This new album contains new elements to the Richmond Fontaine sound, though it is distinctly the same band. Deborah Kelly contributes lovely vocals on a few numbers and we don’t hear Vlautin’s fresh-hangover-flavored vocal until track 3. I’ve always loved the instrumental breaks on Richmon Fontaine albums, atmospheric pieces that are placed perfectly between Vlautin’s dense stories of good times gone bad and the High Country. It gives their albums a cinematic quality, as if the band are pushing what country rock and roll can be.
I hear they are making a film of The Motel Life. It could be wonderful. They better not fuck it up.
In a lengthy back story on this albums Band Camp page, Tyler Lyle goes into the pains and joys that shaped this music. I like gaining access to an artists inspiration and the stories behind the songs. Some may argue that this detracts from the mystery of a piece of art-it should be open to interpretation, it should be abstract-and as much as I agree with this, is this also not a somewhat selfish pursuit? In doing this you are making the performance personal to you by relating it your own experience. God it’s not all about you.
It’s a good thing to entirely remove yourself and just listen to someone else’s story. There’s a entrancing power to experiencing an artist pouring their innards out while tears stream down their face and they tell of their deepest pains and fears. I don’t believe it’s perverse or voyeuristic to be moved by this. I think it’s human.
With improved diction quoting european fiction
This is a terrific line. This album’s full of them. It’s a small thrill to hear such lyrics, original lyrics that are devoid of cynicism. As a lyricist, Lyle is a gifted craftsman. Musically, this is by no means a progressive affair but that’s not a bad thing. It’s simple folk music with a country edge that’s adorned with gorgeous instrumentation. The soft flutes on the killer opener of “The Golden Age & The Silver Girl “, the chest heaving horns on the albums centre piece “Love Is Not Enough” and the pristine strings that accompany the beautiful guitar and banjo throughout conspire to build a great modern folk album.
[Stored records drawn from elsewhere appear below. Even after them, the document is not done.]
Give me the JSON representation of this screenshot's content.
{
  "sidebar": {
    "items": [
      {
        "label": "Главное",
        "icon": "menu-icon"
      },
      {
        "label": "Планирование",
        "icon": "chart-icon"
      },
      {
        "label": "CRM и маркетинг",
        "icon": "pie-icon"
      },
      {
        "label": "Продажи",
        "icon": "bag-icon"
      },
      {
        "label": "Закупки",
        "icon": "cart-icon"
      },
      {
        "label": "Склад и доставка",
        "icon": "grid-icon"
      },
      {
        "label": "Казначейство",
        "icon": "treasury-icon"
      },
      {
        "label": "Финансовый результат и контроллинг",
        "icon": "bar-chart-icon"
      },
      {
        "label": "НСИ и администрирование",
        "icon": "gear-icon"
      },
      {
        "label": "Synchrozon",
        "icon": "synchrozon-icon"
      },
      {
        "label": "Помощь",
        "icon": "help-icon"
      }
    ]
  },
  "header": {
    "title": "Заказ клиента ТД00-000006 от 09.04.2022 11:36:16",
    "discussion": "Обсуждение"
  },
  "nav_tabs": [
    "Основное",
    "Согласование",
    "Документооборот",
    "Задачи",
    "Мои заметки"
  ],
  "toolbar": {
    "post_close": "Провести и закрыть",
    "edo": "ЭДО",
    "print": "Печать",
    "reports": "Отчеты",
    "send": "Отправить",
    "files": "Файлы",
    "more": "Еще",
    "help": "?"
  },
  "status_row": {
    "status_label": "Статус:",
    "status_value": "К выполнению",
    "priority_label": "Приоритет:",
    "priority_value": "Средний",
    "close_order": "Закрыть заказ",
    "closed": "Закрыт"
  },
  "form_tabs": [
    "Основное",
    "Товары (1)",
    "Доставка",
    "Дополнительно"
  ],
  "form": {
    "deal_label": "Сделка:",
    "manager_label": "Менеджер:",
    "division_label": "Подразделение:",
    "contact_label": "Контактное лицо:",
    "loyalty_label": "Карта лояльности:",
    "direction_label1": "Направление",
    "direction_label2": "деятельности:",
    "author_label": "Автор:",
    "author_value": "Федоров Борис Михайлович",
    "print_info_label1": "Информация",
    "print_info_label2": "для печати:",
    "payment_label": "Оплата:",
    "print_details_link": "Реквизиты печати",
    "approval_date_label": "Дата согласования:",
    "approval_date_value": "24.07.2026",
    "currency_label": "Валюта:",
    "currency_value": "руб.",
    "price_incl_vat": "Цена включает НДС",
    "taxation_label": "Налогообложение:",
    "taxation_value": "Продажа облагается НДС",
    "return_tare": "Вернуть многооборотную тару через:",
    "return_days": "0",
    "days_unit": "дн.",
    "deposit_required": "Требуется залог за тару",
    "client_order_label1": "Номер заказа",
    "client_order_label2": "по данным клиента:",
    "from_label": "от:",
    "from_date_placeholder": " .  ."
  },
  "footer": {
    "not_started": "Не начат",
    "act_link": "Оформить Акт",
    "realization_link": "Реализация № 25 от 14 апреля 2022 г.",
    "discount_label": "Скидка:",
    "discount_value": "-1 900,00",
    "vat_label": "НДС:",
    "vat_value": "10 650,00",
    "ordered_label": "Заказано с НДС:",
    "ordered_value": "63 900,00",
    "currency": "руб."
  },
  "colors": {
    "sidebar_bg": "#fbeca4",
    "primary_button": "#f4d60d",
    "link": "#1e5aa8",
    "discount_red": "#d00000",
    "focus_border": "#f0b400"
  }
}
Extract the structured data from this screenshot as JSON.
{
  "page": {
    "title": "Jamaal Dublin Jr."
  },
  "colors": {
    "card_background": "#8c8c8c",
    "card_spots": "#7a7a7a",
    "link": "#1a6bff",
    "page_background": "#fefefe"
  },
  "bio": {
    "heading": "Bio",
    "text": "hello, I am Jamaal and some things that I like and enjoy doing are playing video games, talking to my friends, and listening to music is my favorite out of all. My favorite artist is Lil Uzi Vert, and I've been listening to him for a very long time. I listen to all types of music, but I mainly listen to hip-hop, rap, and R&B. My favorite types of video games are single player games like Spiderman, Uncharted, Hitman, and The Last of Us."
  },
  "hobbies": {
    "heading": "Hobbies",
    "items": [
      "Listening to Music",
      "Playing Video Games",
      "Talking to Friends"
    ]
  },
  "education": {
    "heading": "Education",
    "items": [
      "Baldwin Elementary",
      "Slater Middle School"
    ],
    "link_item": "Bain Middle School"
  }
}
Your careful ways and your angry face; well they’re still looking pretty good to me
Lyle has created a fine, fine album here. An album that curls up inside you on the first listen and takes up permanent residence. It always pays its way. And did I mention it’s a break up album? I like those too. (Break up albums). (Not break ups).
First there is a drone. An ethereal hum. Then comes an acoustic guitar riff not dissimilar to “Needle and The Damage Done”. As Neil said : "It’s all one song."
For all the hoo-ha about the death of the music industry and the demise of tangible recorded music, there is little talk of the growing redundancy of the band. The rise of the All Seeing One Man Band is well upon us. In my treks across the sprawling badlands of Band Camp, I discover so many musicians whose bedrooms are not just their creative habitat but also their recording studios, their mixing desk and, quite possibly, their stages. Whether the technology has encouraged these solitary beasts to proliferate or merely provided us access to their output is another discussion, but it is intriguing to observe.
Recently I saw one of these creatures in public, in full flight. With a guitar, several dozen pedals and an electronic noisemaking machine of some sort, this fellow built a full band sound that was mightily impressive. Other bands on the bill squirmed. Rightfully so. Of course the band-the group, the ensemble, the collective- will never disappear completely-just as books never will-however I would suggest we will see more and more of super talented bedroom musicians smoking muddled bands from the stage.
So to the pick. Sandy Gilfillan records this beautiful bedroom music under the name Yes Know. It is lovely folky ambience, it is all space and light and enveloping electricity. It is the sound of an artist performing his craft. There’s a draw to this music, a lulling vacuum. It’s hard to define. You know it when you hear it.